- Removing Bias in Language Guidelines for Non-Handicapping Language in APA Journals Committee on Disability Issues in Psychology
- Disability Compliance for Higher Education — Journal
Helpful Websites for Students with Learning Disabilities - Compiled by Monica Dauphinais
- Teaching techniques for encouraging motivation, metacognition, etc.; most are classroom based but reading through these may provide inspiration for your own creative approaches.
- Online Videos; Topics include: Learning Strategies for General Chem., Time Management, Note taking, Stress Management, Reading Improvement (including reading rate and comprehension), and Strategic Learning; all videos have option for captions. http://www.muskingum.edu/%7Ecal/database/
- High School to College Learning Strategies, including developing self knowledge, study skills, student responsibility at college, accommodations, alternative ways to learn, college survival skills for the LD student, college considerations, and preparing for the transition.
- Content area specific learning strategies.
- General Purpose learning strategies (such as motivation, test anxiety, organization, memory, attention and learning, etc.)
- Post-grad learning—includes career planning, internships, securing first job, adjusting to job, social skills in the workplace, and managing finances.
- The Biology Project—aims to improve biology understanding by providing free access to high quality learning materials.
- Study skills self help info.
- Study guides and strategies; topics include: preparing, learning, studying, classroom participation, learning with others, online learning and communicating, reading skills, preparing for tests, taking tests, writing basics, writing types, research, project management, math, and science and technology (each category has subcategories, and quite a bit of depth).

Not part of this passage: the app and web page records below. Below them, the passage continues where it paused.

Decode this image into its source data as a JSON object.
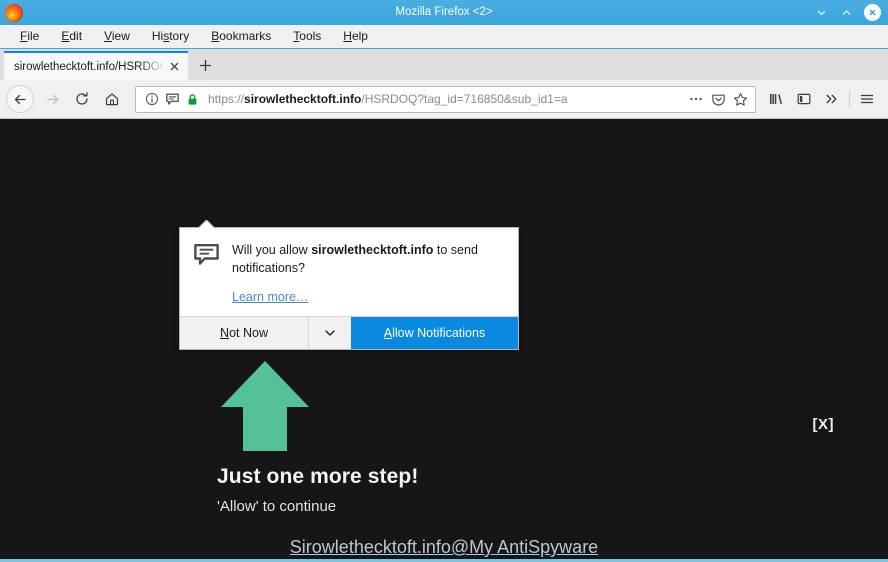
{
  "window": {
    "title": "Mozilla Firefox <2>",
    "logo_icon": "firefox-logo",
    "controls": {
      "minimize_icon": "chevron-down-icon",
      "maximize_icon": "chevron-up-icon",
      "close_icon": "close-circle-icon"
    }
  },
  "menubar": {
    "items": [
      {
        "pre": "F",
        "mnemonic": "",
        "label_full": "File",
        "rest": "ile"
      },
      {
        "pre": "E",
        "label_full": "Edit",
        "rest": "dit"
      },
      {
        "pre": "V",
        "label_full": "View",
        "rest": "iew"
      },
      {
        "pre": "Hi",
        "label_full": "History",
        "rest": "story"
      },
      {
        "pre": "B",
        "label_full": "Bookmarks",
        "rest": "ookmarks"
      },
      {
        "pre": "T",
        "label_full": "Tools",
        "rest": "ools"
      },
      {
        "pre": "H",
        "label_full": "Help",
        "rest": "elp"
      }
    ],
    "file": "File",
    "edit": "Edit",
    "view": "View",
    "history": "History",
    "bookmarks": "Bookmarks",
    "tools": "Tools",
    "help": "Help"
  },
  "tabs": {
    "active_title": "sirowlethecktoft.info/HSRDOQ",
    "close_icon": "close-icon",
    "new_tab_icon": "plus-icon"
  },
  "navbar": {
    "back_icon": "arrow-left-icon",
    "forward_icon": "arrow-right-icon",
    "reload_icon": "reload-icon",
    "home_icon": "home-icon",
    "library_icon": "library-icon",
    "sidebar_icon": "sidebar-icon",
    "overflow_icon": "double-chevron-right-icon",
    "menu_icon": "hamburger-menu-icon"
  },
  "urlbar": {
    "info_icon": "info-circle-icon",
    "notification_icon": "speech-bubble-icon",
    "lock_icon": "padlock-icon",
    "scheme": "https://",
    "host": "sirowlethecktoft.info",
    "path": "/HSRDOQ?tag_id=716850&sub_id1=a",
    "full_url": "https://sirowlethecktoft.info/HSRDOQ?tag_id=716850&sub_id1=a",
    "page_actions_icon": "ellipsis-icon",
    "pocket_icon": "pocket-icon",
    "bookmark_icon": "star-icon"
  },
  "permission_popup": {
    "icon": "speech-bubble-icon",
    "question_prefix": "Will you allow ",
    "question_host": "sirowlethecktoft.info",
    "question_suffix": " to send notifications?",
    "learn_more": "Learn more…",
    "not_now_pre": "N",
    "not_now_rest": "ot Now",
    "not_now_label": "Not Now",
    "dropdown_icon": "chevron-down-icon",
    "allow_pre": "A",
    "allow_rest": "llow Notifications",
    "allow_label": "Allow Notifications",
    "allow_color": "#0a89e0"
  },
  "page": {
    "arrow_icon": "arrow-up-icon",
    "arrow_color": "#55c196",
    "headline": "Just one more step!",
    "subline": "'Allow' to continue",
    "close_button": "[X]",
    "watermark": "Sirowlethecktoft.info@My AntiSpyware",
    "background_color": "#161616"
  }
}
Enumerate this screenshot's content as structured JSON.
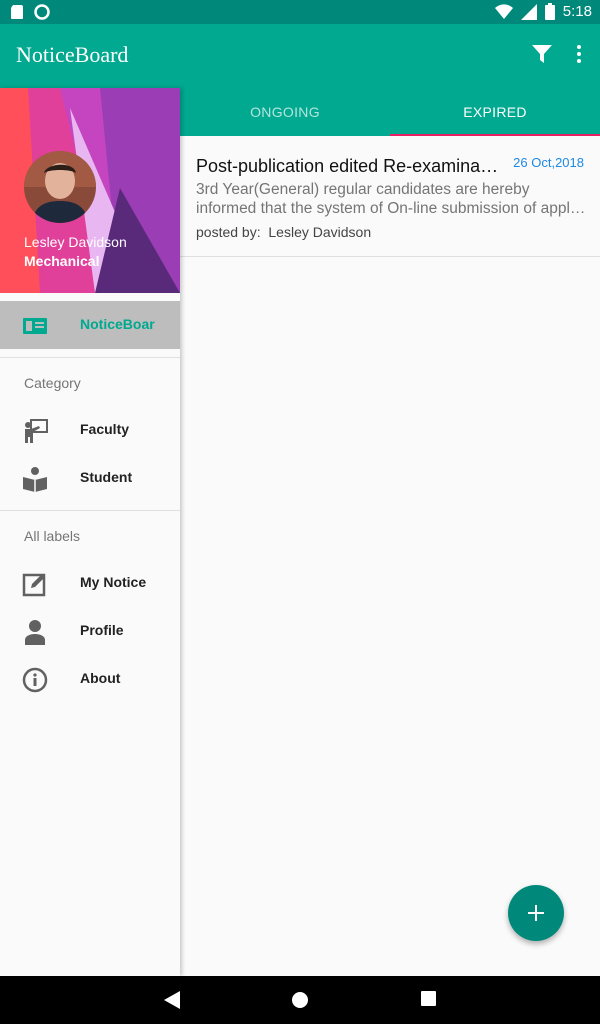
{
  "status_bar": {
    "time": "5:18"
  },
  "app_bar": {
    "title": "NoticeBoard",
    "filter_icon": "filter-icon",
    "more_icon": "more-vert-icon"
  },
  "tabs": [
    {
      "label": "ONGOING",
      "active": false
    },
    {
      "label": "EXPIRED",
      "active": true
    }
  ],
  "notices": [
    {
      "title": "Post-publication  edited Re-examination result",
      "date": "26 Oct,2018",
      "body_line1": "3rd Year(General) regular  candidates are hereby",
      "body_line2": "informed that the system of   On-line submission of applications",
      "posted_by_label": "posted by:",
      "posted_by": "Lesley Davidson"
    }
  ],
  "drawer": {
    "user_name": "Lesley Davidson",
    "department": "Mechanical",
    "main_item": {
      "label": "NoticeBoar",
      "icon": "noticeboard-icon"
    },
    "category_header": "Category",
    "category_items": [
      {
        "label": "Faculty",
        "icon": "faculty-icon"
      },
      {
        "label": "Student",
        "icon": "student-icon"
      }
    ],
    "labels_header": "All labels",
    "label_items": [
      {
        "label": "My Notice",
        "icon": "edit-icon"
      },
      {
        "label": "Profile",
        "icon": "person-icon"
      },
      {
        "label": "About",
        "icon": "info-icon"
      }
    ]
  },
  "fab": {
    "icon": "add-icon"
  },
  "colors": {
    "primary": "#00a98f",
    "primary_dark": "#00897b",
    "accent": "#e91e63",
    "date": "#1e88e5"
  }
}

- Finding a good place to study.
- Study skills guide for students (Education Atlas).
- Reading comprehension
- Remembering information
- Textbook site for “On Course” by Skip Downing; Includes self-assessment, success strategies, technology exercises (for those struggling with technology), self-management tools, and more.
- Includes Sections for each academic year of college (fresh, soph, etc.), and a post-grad section; a typical section includes study skills, living challenges, finances, health, and future planning; post-grad section includes career prep and grad school info.
- Free cliffs notes, book notes, etc. online (to encourage increased understanding of readings, not the avoidance of completing readings)
Additional Disability Web Links
- ICI Institute for Community Inclusion: Promoting the Inclusion of People with Disabilities
- Equity and Excellence in Higher Education: Universal Course Design
(syllabi, tutorials, strategies, resources, etc.)
- LD Online: LD Resources
- ABA Commission on Medical and Physical Disability Law
- Disability Resources on the Internet
- Association in Higher Education and Disability (AHEAD)
- Asperger's Disorder website
- U.S. Department of Education
- The Ragged Edge Magazine
- TASH is an international association of people with disabilities, their family members, other advocates, and professionals fighting for a society in which inclusion of all people in all aspects of society is the norm. TASH is an organization of members concerned with human dignity, civil rights, education, and independence for all individuals with disabilities.
- National Center for Learning Disabilities
- Jodi DiPiazza: Girl With Autism Duets With Katy Perry On “Firework” At Night of Too Many Stars Autism Benefit
- Caroline Casey on Ted—a woman who is blind shares a personal narrative about challenging disability-related stigmas and barriers.
- Ayisha Knight—A powerful Deaf poet/artist performs her piece “Until”
http://www.youtube.com/watch?v=4py3SA4DVns See http://www.ayishaknight.com/ for additional information about Ayisha Knight.